This is the first in a series of profiles on the 2012 Samuel J. Heyman Service to America Medal finalists. The awards, presented by the nonprofit Partnership for Public Service, recognize outstanding federal employees whose important, behind-the-scenes work is advancing the health, safety and well-being of Americans and are among the most prestigious honors given to civil servants. This profile features a finalist for the Science and Environment Medal, Dr. Neal Young, Chief of the Hematology Branch, National Heart, Lung and Blood Institute at the National Institutes of Health.
Dr. Neal Young is the world’s leading expert in the field of bone marrow failure, engaging in groundbreaking research that has led to life-saving treatments for a rare and deadly blood disorder known as aplastic anemia.
In his work at the National Institutes of Health (NIH), Young has combined pioneering basic laboratory science, clinical research protocols, and direct patient care to save the lives of thousands of people suffering from a blood disorder that wipes out the cells in the bone marrow, including red blood cells that carry oxygen, white blood cells that fight infection and platelets that help clot the blood.
Young conceived, designed and headed the first multi-center clinical trial in the United States for immunosuppressive therapy for aplastic anemia. The regimen he developed for this blood disease has become standard therapy for patients all over the world. This disease strikes about 600 to 900 people a year in the United States, and thousands across the globe.
“Neal has completed an amazing series of landmark clinical trials and published results that have taken what was a fatal disease in the early 1980s to one that now has a survival rate of 80 percent or more in the long-term,” said Dr. Cynthia Dunbar of the National Heart, Lung and Blood Institute at NIH.
Because of Young’s efforts, his clinic at NIH is today considered one of the world’s major referral centers for patients with bone marrow failure syndromes, including aplastic anemia. His clinic follows many hundreds of patients from North and South America, Asia and Africa.
As chief of the Hematology Branch of the National Heart, Lung and Blood Institute, Young is continually building on his significant accomplishments. He developed an understanding of how the highly contagious B19 parvovirus infects cells of the bone marrow and showed its role in disease among patients, especially those with sickle cell anemia and others with defective immune systems. He developed ways to test for and diagnose this virus, came up with a treatment and currently has a vaccine in clinical trials that, if successful, will protect vulnerable patients.
Young also has made landmark discoveries linking genetic defects-mutations or mistakes in the DNA sequence-to the break down in cells and as a cause of aplastic anemia. He has determined through laboratory tests that sex hormones can prevent the cell damage, and he is now moving these findings into human clinical trials.
In addition, Young has implicated the same type of genetic mutations linked to aplastic anemia much more broadly to liver cirrhosis, lung fibrosis and leukemia. These findings may offer clues to improving treatment and patient outcomes for these common and devastating diseases.
Dr. Ching-Hon Pui, chairman of the Department of Oncology at St. Jude Children’s Research Hospital in Tennessee, said Young’s work in hematology “has totally transformed the field.”

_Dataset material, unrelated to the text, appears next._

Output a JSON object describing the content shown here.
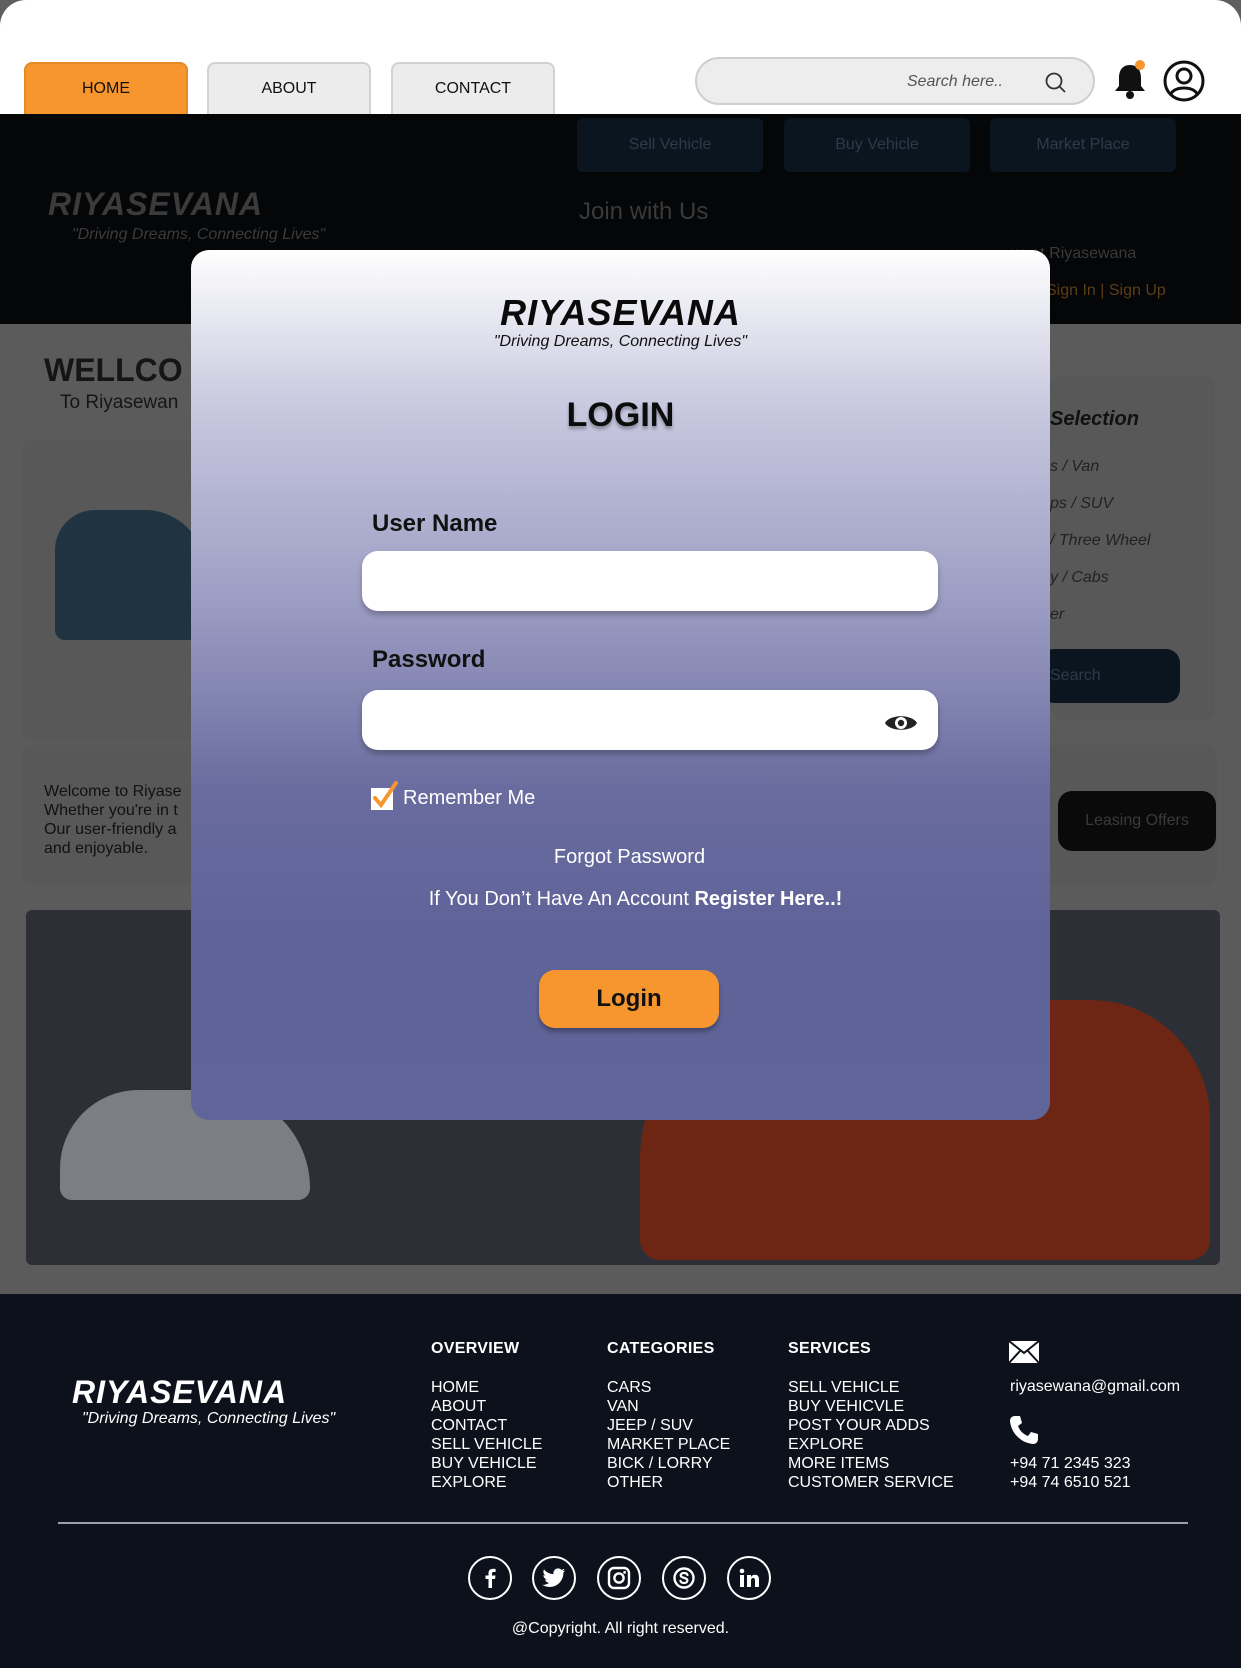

“His impact has been truly global,” said Pui. “I cannot think of another hematologist with comparable accomplishments.”
Dr. Robert Gallo, a biomedical researcher who played a major role in the discovery of the virus that causes AIDS, said Young is “at the forefront of the field of aplastic anemia.” He said Young has made significant contributions at the “fundamental research level, in the clinical setting and at the therapeutic level.”
In addition to heading the NIH Hematology Branch, Young is the director of NIH Center for Human Immunology, Autoimmunity and Inflammation.

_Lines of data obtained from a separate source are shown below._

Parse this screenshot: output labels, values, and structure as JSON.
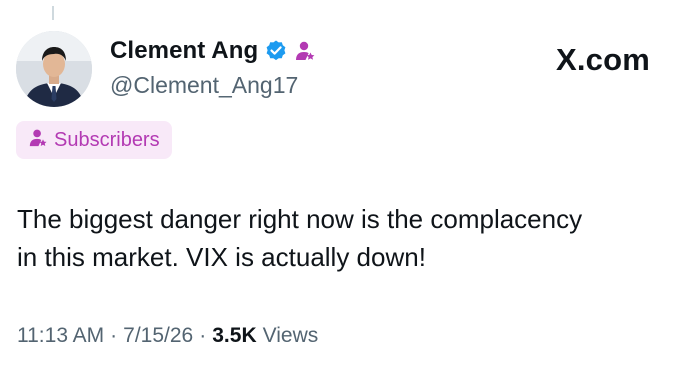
{
  "author": {
    "display_name": "Clement Ang",
    "handle": "@Clement_Ang17",
    "verified_icon": "verified-badge-icon",
    "subscriber_icon": "subscriber-person-star-icon"
  },
  "brand": {
    "label": "X.com"
  },
  "subscribers_badge": {
    "label": "Subscribers",
    "icon": "subscriber-person-star-icon"
  },
  "tweet": {
    "text": "The biggest danger right now is the complacency\nin this market. VIX is actually down!"
  },
  "meta": {
    "time": "11:13 AM",
    "separator": "·",
    "date": "7/15/26",
    "views_count": "3.5K",
    "views_label": "Views"
  },
  "colors": {
    "verified_blue": "#1d9bf0",
    "subscriber_purple": "#b33ab3",
    "badge_bg": "#f8e9f8",
    "secondary_text": "#536471"
  }
}
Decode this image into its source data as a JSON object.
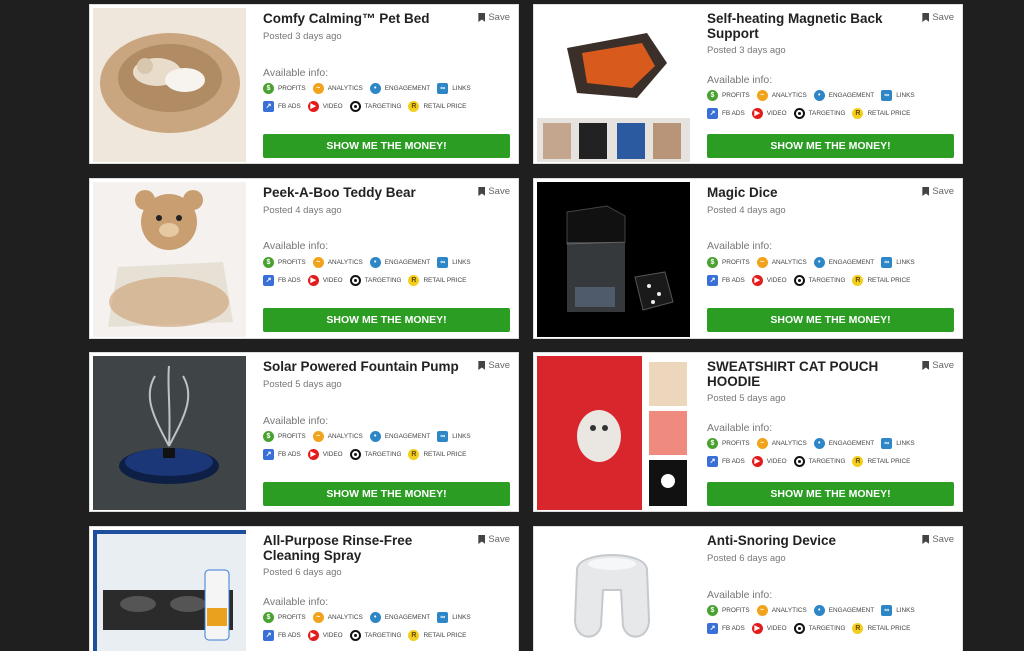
{
  "ui": {
    "save_label": "Save",
    "available_label": "Available info:",
    "cta_label": "SHOW ME THE MONEY!",
    "tags": [
      "PROFITS",
      "ANALYTICS",
      "ENGAGEMENT",
      "LINKS",
      "FB ADS",
      "VIDEO",
      "TARGETING",
      "RETAIL PRICE"
    ],
    "tag_icons": [
      "dollar-icon",
      "chart-icon",
      "people-icon",
      "link-icon",
      "fb-ads-icon",
      "video-icon",
      "target-icon",
      "retail-price-icon"
    ],
    "colors": {
      "page_bg": "#1f1f1f",
      "cta_green": "#2a9d22",
      "card_bg": "#ffffff"
    }
  },
  "products": [
    {
      "title": "Comfy Calming™ Pet Bed",
      "posted": "Posted 3 days ago",
      "image": "pet-bed-image"
    },
    {
      "title": "Self-heating Magnetic Back Support",
      "posted": "Posted 3 days ago",
      "image": "back-support-image"
    },
    {
      "title": "Peek-A-Boo Teddy Bear",
      "posted": "Posted 4 days ago",
      "image": "teddy-bear-image"
    },
    {
      "title": "Magic Dice",
      "posted": "Posted 4 days ago",
      "image": "magic-dice-image"
    },
    {
      "title": "Solar Powered Fountain Pump",
      "posted": "Posted 5 days ago",
      "image": "fountain-pump-image"
    },
    {
      "title": "SWEATSHIRT CAT POUCH HOODIE",
      "posted": "Posted 5 days ago",
      "image": "cat-hoodie-image"
    },
    {
      "title": "All-Purpose Rinse-Free Cleaning Spray",
      "posted": "Posted 6 days ago",
      "image": "cleaning-spray-image"
    },
    {
      "title": "Anti-Snoring Device",
      "posted": "Posted 6 days ago",
      "image": "anti-snoring-image"
    }
  ]
}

This center is dedicated to gaining a better understanding of how the immune system and inflammation affect a wide variety of common disorders, including cancer, atherosclerosis, rheumatic syndromes and neurologic degeneration. The center pulls in NIH experts from a wide variety of disciplines to share information and find commonalities that might help spur new treatments.

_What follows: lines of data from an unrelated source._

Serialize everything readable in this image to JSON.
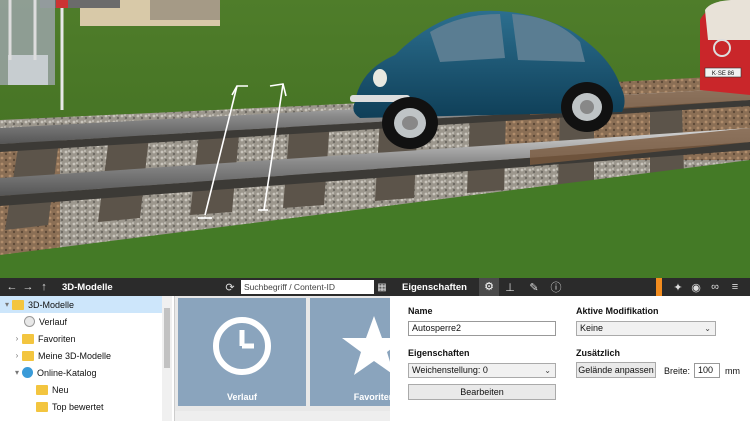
{
  "left_header": {
    "title": "3D-Modelle",
    "search_placeholder": "Suchbegriff / Content-ID"
  },
  "right_header": {
    "title": "Eigenschaften",
    "accent_color": "#f28c1e"
  },
  "tree": {
    "items": [
      {
        "label": "3D-Modelle",
        "selected": true
      },
      {
        "label": "Verlauf"
      },
      {
        "label": "Favoriten"
      },
      {
        "label": "Meine 3D-Modelle"
      },
      {
        "label": "Online-Katalog"
      },
      {
        "label": "Neu"
      },
      {
        "label": "Top bewertet"
      }
    ]
  },
  "tiles": [
    {
      "label": "Verlauf",
      "icon": "clock-icon"
    },
    {
      "label": "Favoriten",
      "icon": "star-icon"
    }
  ],
  "properties": {
    "name_label": "Name",
    "name_value": "Autosperre2",
    "eigenschaften_label": "Eigenschaften",
    "eigenschaften_value": "Weichenstellung: 0",
    "bearbeiten_label": "Bearbeiten",
    "aktive_label": "Aktive Modifikation",
    "aktive_value": "Keine",
    "zusaetzlich_label": "Zusätzlich",
    "gelaende_label": "Gelände anpassen",
    "breite_label": "Breite:",
    "breite_value": "100",
    "unit": "mm"
  },
  "scene": {
    "license_plate": "K·SE 86"
  }
}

Young also spends time training physician-scientists in the conduct of large-scale research, with his trainees now heading departments of hematology in Asia, Europe and South America, as well as the United States. One of his training programs is located in Vietnam, where he has transformed that country’s approach to blood diseases.
Young said the NIH gives him great “intellectual freedom” to follow the science, undertake a wide range of investigations and engage in “transformative work” that provides benefits to the medical community and society.
He said it is quite fulfilling to work as a physician treating and personally helping individual patients, to learn from these experiences and then to use that knowledge to “help hundreds if not thousands of other people.”
“I get great satisfaction seeing patients doing so much better,” said Young.